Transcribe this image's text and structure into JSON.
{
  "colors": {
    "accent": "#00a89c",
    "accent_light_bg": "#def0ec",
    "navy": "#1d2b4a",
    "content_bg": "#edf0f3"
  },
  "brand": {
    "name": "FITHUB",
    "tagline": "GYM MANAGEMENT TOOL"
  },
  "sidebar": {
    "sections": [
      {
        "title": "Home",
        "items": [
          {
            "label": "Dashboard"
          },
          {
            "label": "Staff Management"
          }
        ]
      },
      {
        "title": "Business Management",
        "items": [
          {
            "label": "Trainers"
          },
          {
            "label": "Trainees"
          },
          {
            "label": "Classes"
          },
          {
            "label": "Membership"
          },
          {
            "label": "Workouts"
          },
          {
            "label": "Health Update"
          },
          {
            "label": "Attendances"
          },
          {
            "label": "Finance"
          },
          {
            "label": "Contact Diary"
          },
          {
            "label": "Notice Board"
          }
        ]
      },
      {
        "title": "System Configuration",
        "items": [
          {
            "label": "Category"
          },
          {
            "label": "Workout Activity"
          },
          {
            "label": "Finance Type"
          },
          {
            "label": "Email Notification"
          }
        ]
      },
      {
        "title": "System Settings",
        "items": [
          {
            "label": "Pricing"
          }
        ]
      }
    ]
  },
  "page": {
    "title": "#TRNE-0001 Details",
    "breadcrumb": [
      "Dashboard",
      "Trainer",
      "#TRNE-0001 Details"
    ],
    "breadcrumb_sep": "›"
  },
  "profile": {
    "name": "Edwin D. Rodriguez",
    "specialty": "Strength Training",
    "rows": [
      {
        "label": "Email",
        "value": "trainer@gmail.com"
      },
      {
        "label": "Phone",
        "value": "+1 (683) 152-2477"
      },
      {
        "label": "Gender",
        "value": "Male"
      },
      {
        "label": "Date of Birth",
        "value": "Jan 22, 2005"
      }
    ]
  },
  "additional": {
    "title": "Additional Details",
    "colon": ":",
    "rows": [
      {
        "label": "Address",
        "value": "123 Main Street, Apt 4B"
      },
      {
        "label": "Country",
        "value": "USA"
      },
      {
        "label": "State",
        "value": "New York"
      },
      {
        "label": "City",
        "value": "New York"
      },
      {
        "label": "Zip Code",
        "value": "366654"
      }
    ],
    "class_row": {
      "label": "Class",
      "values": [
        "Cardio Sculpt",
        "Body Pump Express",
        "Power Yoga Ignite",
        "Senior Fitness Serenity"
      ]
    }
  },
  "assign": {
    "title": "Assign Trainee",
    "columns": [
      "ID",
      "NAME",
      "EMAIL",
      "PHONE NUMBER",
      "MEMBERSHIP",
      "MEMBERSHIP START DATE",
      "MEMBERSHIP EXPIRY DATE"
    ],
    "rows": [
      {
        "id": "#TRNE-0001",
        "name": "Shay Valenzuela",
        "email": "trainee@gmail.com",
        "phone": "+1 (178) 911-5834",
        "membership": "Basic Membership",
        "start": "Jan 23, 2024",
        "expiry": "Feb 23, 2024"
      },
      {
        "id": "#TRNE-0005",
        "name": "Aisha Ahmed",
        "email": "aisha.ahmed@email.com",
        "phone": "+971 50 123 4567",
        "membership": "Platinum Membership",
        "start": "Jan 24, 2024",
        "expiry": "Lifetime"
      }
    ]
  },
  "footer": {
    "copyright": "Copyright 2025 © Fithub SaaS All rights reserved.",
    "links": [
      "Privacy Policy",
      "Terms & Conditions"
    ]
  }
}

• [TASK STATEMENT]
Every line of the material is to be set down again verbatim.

• [REPLY]
Transcribe this image's text and structure into JSON.
{
  "colors": {
    "accent": "#00a89c",
    "accent_light_bg": "#def0ec",
    "navy": "#1d2b4a",
    "content_bg": "#edf0f3"
  },
  "brand": {
    "name": "FITHUB",
    "tagline": "GYM MANAGEMENT TOOL"
  },
  "sidebar": {
    "sections": [
      {
        "title": "Home",
        "items": [
          {
            "label": "Dashboard"
          },
          {
            "label": "Staff Management"
          }
        ]
      },
      {
        "title": "Business Management",
        "items": [
          {
            "label": "Trainers"
          },
          {
            "label": "Trainees"
          },
          {
            "label": "Classes"
          },
          {
            "label": "Membership"
          },
          {
            "label": "Workouts"
          },
          {
            "label": "Health Update"
          },
          {
            "label": "Attendances"
          },
          {
            "label": "Finance"
          },
          {
            "label": "Contact Diary"
          },
          {
            "label": "Notice Board"
          }
        ]
      },
      {
        "title": "System Configuration",
        "items": [
          {
            "label": "Category"
          },
          {
            "label": "Workout Activity"
          },
          {
            "label": "Finance Type"
          },
          {
            "label": "Email Notification"
          }
        ]
      },
      {
        "title": "System Settings",
        "items": [
          {
            "label": "Pricing"
          }
        ]
      }
    ]
  },
  "page": {
    "title": "#TRNE-0001 Details",
    "breadcrumb": [
      "Dashboard",
      "Trainer",
      "#TRNE-0001 Details"
    ],
    "breadcrumb_sep": "›"
  },
  "profile": {
    "name": "Edwin D. Rodriguez",
    "specialty": "Strength Training",
    "rows": [
      {
        "label": "Email",
        "value": "trainer@gmail.com"
      },
      {
        "label": "Phone",
        "value": "+1 (683) 152-2477"
      },
      {
        "label": "Gender",
        "value": "Male"
      },
      {
        "label": "Date of Birth",
        "value": "Jan 22, 2005"
      }
    ]
  },
  "additional": {
    "title": "Additional Details",
    "colon": ":",
    "rows": [
      {
        "label": "Address",
        "value": "123 Main Street, Apt 4B"
      },
      {
        "label": "Country",
        "value": "USA"
      },
      {
        "label": "State",
        "value": "New York"
      },
      {
        "label": "City",
        "value": "New York"
      },
      {
        "label": "Zip Code",
        "value": "366654"
      }
    ],
    "class_row": {
      "label": "Class",
      "values": [
        "Cardio Sculpt",
        "Body Pump Express",
        "Power Yoga Ignite",
        "Senior Fitness Serenity"
      ]
    }
  },
  "assign": {
    "title": "Assign Trainee",
    "columns": [
      "ID",
      "NAME",
      "EMAIL",
      "PHONE NUMBER",
      "MEMBERSHIP",
      "MEMBERSHIP START DATE",
      "MEMBERSHIP EXPIRY DATE"
    ],
    "rows": [
      {
        "id": "#TRNE-0001",
        "name": "Shay Valenzuela",
        "email": "trainee@gmail.com",
        "phone": "+1 (178) 911-5834",
        "membership": "Basic Membership",
        "start": "Jan 23, 2024",
        "expiry": "Feb 23, 2024"
      },
      {
        "id": "#TRNE-0005",
        "name": "Aisha Ahmed",
        "email": "aisha.ahmed@email.com",
        "phone": "+971 50 123 4567",
        "membership": "Platinum Membership",
        "start": "Jan 24, 2024",
        "expiry": "Lifetime"
      }
    ]
  },
  "footer": {
    "copyright": "Copyright 2025 © Fithub SaaS All rights reserved.",
    "links": [
      "Privacy Policy",
      "Terms & Conditions"
    ]
  }
}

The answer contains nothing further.